A head-on collision in Wellesly, about a half hour from Boston, sent eight Babson College students to nearby hospital emergency rooms. At least one of those was a young woman who had to be airlifted to a trauma center for severe head injuries.
Our Boston car accident lawyers want to extend our support to these young people and their families as they embark on the road to recovery.
With spring break right around the corner, we are likely to see a spike in Boston car accidents involving both college and high school students. Last year, numerous high-profile crashes throughout the country during spring break claimed promising young lives.
In Ohio, three sorority sisters on their way to a spring break destination were killed by a wrong-way driver on the highway. In that case, officials said the girls did nothing wrong whatsoever, and they probably only realized what was happening mere moments before impact.
In Arkansas, one university student died and seven people were injured in a construction zone crash. Five students were in a car on their way to a spring break celebration. The initial accident caused a chain reaction of three other wrecks.
And in Florida, an 85-year-old wrong-way driver slammed into a car-full of Minnesota college students on their way to spring break. The elderly driver was killed and the four students were injured – once critically.
In this most recent crash in Boston, officials say a vehicle with seven occupants drifted off the roadway and collided head-on with a one-occupant vehicle traveling in the opposite direction around 3 a.m. Every single one of those involved was a student at Babson.
Officials said at this point, they don’t believe alcohol was a factor. While the cause is still under investigation, it’s believed the student driver was navigating a blind turn, perhaps too quickly, when the crash occurred.
One common factor in many of these incidents is the presence of several young people in the vehicle at once. Even in cases where the young driver may not be at fault, one wonders how reaction time is impaired when others in the car present a distraction.
In spring break crashes, you also have young people driving long hours, late into the night and in areas with which they are not familiar. So you have driver distraction, driver fatigue and driver inexperience all playing a potential role here.

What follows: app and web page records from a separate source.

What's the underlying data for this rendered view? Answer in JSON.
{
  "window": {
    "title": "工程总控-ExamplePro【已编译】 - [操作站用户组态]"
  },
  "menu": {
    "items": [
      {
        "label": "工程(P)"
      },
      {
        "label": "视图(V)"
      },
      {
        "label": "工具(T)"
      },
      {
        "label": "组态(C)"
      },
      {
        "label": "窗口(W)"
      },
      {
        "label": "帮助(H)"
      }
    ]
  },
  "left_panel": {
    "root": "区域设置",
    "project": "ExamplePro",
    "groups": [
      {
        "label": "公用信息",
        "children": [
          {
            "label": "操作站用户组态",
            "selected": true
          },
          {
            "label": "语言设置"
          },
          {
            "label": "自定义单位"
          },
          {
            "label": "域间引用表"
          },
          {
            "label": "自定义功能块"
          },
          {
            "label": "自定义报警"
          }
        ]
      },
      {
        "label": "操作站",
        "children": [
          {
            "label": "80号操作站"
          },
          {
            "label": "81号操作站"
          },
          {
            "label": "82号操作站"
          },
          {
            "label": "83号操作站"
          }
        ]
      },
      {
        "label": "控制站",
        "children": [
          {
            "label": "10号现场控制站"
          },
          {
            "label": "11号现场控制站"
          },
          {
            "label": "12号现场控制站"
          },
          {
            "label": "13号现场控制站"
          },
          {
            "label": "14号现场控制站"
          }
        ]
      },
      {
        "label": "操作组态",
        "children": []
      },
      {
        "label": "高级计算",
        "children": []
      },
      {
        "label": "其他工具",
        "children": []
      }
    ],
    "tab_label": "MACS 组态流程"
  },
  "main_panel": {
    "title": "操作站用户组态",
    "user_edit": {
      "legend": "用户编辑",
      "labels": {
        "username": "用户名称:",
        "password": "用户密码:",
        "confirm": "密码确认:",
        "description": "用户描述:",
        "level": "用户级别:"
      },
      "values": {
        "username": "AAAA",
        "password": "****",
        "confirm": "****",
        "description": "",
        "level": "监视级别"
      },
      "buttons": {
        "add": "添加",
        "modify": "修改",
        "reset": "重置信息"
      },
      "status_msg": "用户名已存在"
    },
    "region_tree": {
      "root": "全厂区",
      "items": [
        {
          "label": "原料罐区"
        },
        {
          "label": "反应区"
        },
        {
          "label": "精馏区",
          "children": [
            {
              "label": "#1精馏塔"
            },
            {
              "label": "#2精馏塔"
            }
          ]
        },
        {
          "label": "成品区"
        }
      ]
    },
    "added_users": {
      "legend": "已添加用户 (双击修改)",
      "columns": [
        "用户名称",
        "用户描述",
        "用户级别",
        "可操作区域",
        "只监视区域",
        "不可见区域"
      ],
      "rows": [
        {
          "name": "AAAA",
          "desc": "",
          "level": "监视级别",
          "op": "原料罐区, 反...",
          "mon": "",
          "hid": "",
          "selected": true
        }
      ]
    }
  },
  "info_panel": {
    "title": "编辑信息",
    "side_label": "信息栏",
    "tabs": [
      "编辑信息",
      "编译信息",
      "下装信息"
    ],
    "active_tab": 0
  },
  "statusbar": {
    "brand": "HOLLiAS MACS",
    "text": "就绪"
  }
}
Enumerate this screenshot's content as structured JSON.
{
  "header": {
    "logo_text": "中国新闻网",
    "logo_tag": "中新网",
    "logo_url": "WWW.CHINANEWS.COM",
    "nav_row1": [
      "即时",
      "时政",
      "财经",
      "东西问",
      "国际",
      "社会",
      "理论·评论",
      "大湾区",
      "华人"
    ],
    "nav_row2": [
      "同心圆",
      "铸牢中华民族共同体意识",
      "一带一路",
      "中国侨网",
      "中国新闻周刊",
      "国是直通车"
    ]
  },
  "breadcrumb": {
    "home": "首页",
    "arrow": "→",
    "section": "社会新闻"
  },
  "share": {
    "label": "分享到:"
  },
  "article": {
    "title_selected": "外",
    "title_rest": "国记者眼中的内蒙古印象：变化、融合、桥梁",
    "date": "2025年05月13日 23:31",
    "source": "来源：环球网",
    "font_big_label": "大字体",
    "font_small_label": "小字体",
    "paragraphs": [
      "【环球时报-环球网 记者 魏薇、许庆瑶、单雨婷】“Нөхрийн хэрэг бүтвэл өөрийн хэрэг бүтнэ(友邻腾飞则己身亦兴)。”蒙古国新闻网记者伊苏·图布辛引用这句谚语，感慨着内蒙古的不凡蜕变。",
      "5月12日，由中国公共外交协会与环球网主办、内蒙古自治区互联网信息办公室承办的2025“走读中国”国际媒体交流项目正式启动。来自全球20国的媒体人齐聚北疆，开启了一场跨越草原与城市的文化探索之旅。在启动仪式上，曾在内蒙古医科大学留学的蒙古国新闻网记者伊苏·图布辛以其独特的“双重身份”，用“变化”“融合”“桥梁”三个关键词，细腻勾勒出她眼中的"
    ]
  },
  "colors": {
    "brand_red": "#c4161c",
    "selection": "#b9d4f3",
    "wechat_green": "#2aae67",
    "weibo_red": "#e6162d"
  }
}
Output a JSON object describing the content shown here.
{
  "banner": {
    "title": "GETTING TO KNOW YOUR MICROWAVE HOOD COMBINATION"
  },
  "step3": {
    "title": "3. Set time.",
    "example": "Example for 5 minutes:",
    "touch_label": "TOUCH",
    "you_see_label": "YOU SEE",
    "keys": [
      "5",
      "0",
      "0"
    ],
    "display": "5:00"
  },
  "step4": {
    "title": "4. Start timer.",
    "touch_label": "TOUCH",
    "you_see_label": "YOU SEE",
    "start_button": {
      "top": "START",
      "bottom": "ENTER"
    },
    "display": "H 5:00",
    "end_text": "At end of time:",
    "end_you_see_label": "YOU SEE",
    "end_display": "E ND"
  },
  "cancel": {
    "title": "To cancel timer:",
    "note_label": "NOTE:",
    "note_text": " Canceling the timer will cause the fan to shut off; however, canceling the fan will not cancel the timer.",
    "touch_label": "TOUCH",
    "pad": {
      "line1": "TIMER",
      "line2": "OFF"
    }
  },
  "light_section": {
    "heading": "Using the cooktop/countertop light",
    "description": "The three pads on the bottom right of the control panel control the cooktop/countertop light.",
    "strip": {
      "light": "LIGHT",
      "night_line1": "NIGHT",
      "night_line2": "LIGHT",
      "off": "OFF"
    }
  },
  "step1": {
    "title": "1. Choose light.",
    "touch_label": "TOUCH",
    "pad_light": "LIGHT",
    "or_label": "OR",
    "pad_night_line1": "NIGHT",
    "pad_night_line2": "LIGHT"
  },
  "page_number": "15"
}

Given that many spring break celebrations do involve alcohol, this is a surefire recipe for disaster.
Those gearing up to head out for a spring break celebration next month should keep the following tips in mind as they are planning:
- Book your hotel in a central location so you can limit the amount of time you’ll need to drive once you actually arrive. That way, if you want to drink, you can be a short distance from where you’re staying.
- Have your route well-planned before you set out. If you are traveling out-of-state, break the trip up so you aren’t pressed to drive while you’re fatigued.
- Avoid going out alone or traveling at night. Even a short walk could be dangerous if you’ve been drinking. There is safety in numbers.
- Keep your alcohol consumption to a reasonable level. When you go overboard, you are more vulnerable not only to potential roadway hazards, but also to crime. Consider having one person in your group remain sober for the night and alternate nights. That way, you will always have someone in the group who can make smart executive decisions about safety.
If you are injured in a Massachusetts car accident, call the Law Offices of Jeffrey S. Glassman at 1-888-367-2900.
Car crash leaves Babson College students injured, campus stunned, Feb. 1, 2013, By Evan Allen, The Boston Globe
More Blog Entries:
Car Crashes Remain Top Cause of Death According to 2012 Traffic Safety Culture Index, Feb. 5, 2013, Boston Car Accident Lawyer Blog